Sunday, June 27, 2010

Natural Lawn Mowers, Wildflowers, And Re Growth Of The Pasture

I have stopped the rotation on the land next to our farm and have the cows up in the yard to mow the grass, the chickens are having a fun time too scratching up the cowpies, and our egg customers wonder why the eggs taste so good! We tell them that our chickens get to run around and eat good thing ,sparing the details!

Below are non grass plants that are growing in the pasture. I am amazed what is coming up and blooming, there are plants I did not know were out there since I would have let the animals re graze it by now.
Black eyed susan
Red clover
Hairy vetch seed pods they look like little pea pods
Cinquefoil a member of the rose family
Spotted nap weed
Or sometimes called star thistle it is an non native plant from the steppes in Russia and is the only reason migratory beekeepers bring their hives up here, it makes a very good honey.
A fun guy
Ground cherry it is a member of the nightshade family it gets a little berry like a little yellow tomato and is edible.
A hairy vetch blossom with a bumblebee on it.
I don't know the name of this plant nor what the bloom looks like either.

Crown vetch
Pepper grass it is not a grass but a member of the brassica family.
This is how the pasture looks after 50 days after it was grazed once

It is very tempting to re graze this grass but with the new holistic system I will wait 40 more days this will let the grass grow long and then I can hopefully graze longer into the early winter, that up here can start in October.

Sunday, June 6, 2010

pasture update

The pasture is maturing but is a bit stunted do to no rain for three weeks.
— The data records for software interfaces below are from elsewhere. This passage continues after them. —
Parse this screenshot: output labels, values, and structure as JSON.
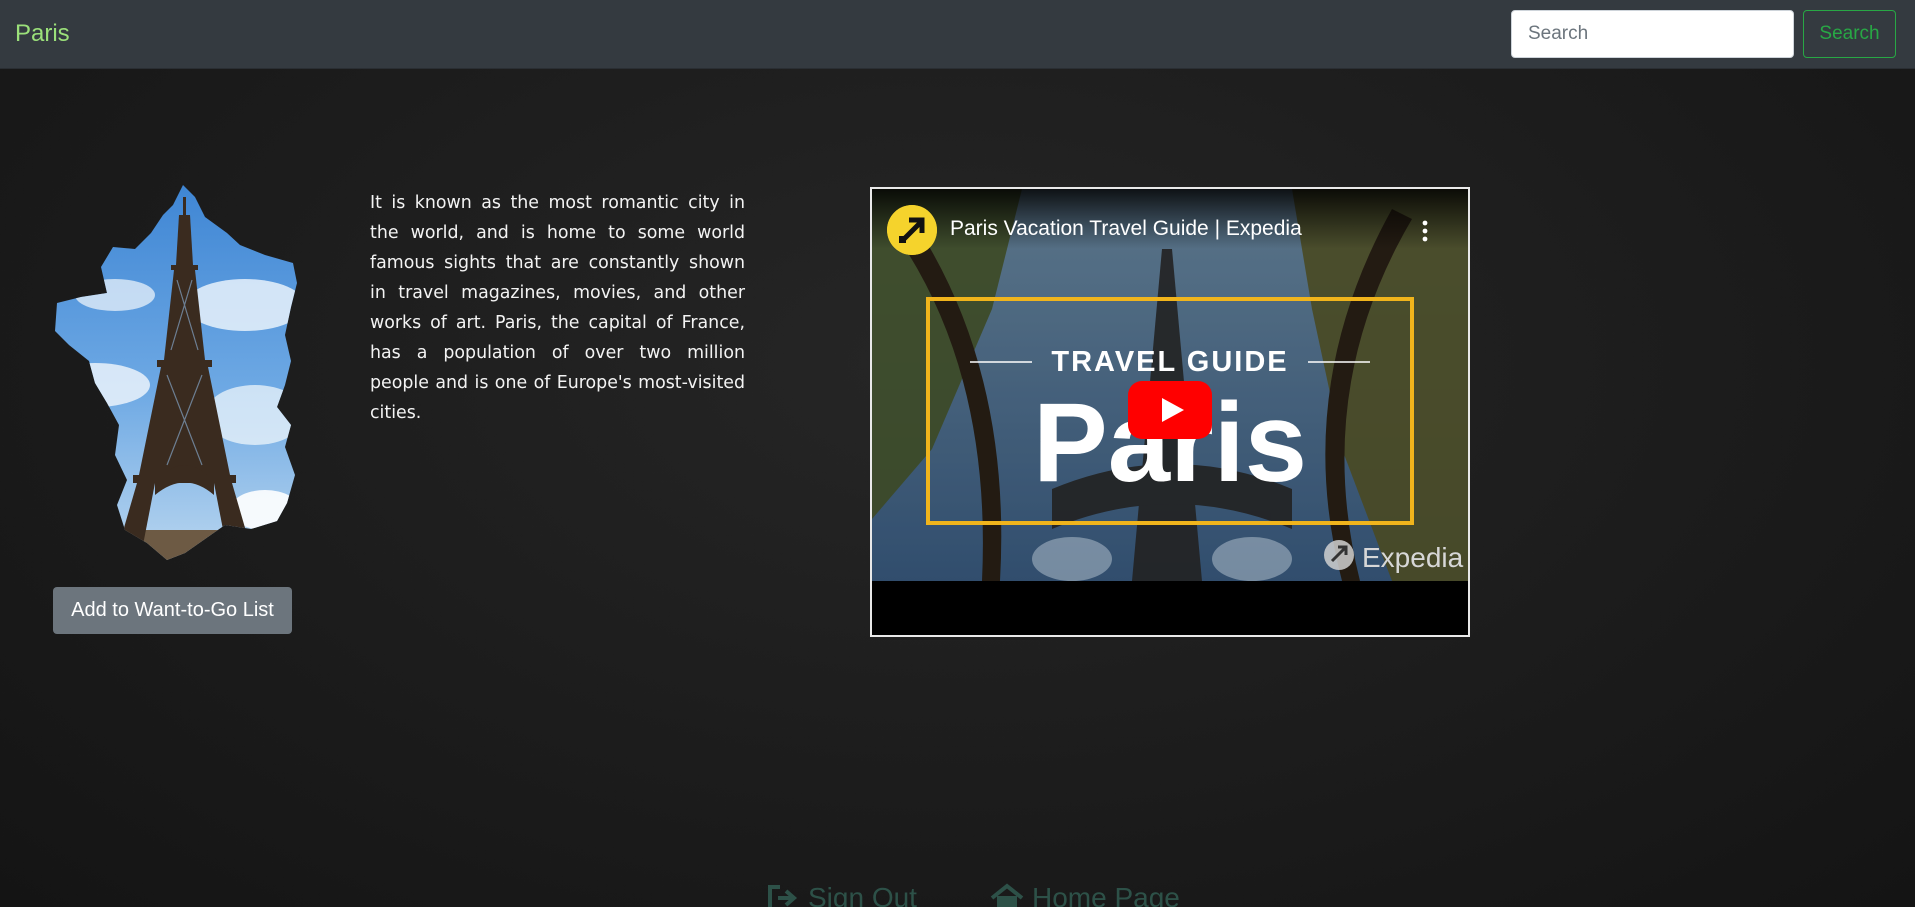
{
  "navbar": {
    "brand": "Paris",
    "search": {
      "placeholder": "Search",
      "value": ""
    },
    "search_button_label": "Search"
  },
  "sidebar": {
    "image_icon": "france-map-eiffel-tower-image",
    "add_button_label": "Add to Want-to-Go List"
  },
  "content": {
    "description": "It is known as the most romantic city in the world, and is home to some world famous sights that are constantly shown in travel magazines, movies, and other works of art. Paris, the capital of France, has a population of over two million people and is one of Europe's most-visited cities."
  },
  "video": {
    "title": "Paris Vacation Travel Guide | Expedia",
    "thumbnail_heading": "TRAVEL GUIDE",
    "thumbnail_city": "Paris",
    "watermark": "Expedia",
    "icons": [
      "channel-logo-icon",
      "more-options-icon",
      "youtube-play-icon"
    ]
  },
  "footer": {
    "sign_out_label": "Sign Out",
    "home_label": "Home Page",
    "icons": [
      "sign-out-icon",
      "home-icon"
    ]
  },
  "colors": {
    "navbar_bg": "#343a40",
    "brand": "#9be07a",
    "success": "#28a745",
    "secondary": "#6c757d",
    "thumbnail_frame": "#f0b41c",
    "youtube_red": "#ff0000",
    "footer_link": "#2d5148"
  }
}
But we just got a few inches and so it should start looking better.
This is how it looks between the three stones now a month later.
There is a lot of wild Hairy Vetch growing in most sections of the pasture. It is hard to see in this photo it is the lighter green stuff with a bit of purple.
I found a new use for my scythe. I could not get the push lawn mower started so I used my scythe to do the mowing of the path where the fence goes to keep it from shorting out. The scythe worked well for this and it does not shred the clippings but puts them to the side of the path and then the animals can still eat it. It also cuts down on the farm's fossil fuel consumption.
A portable "shade tree" I rigged up for the hot sunny days we had.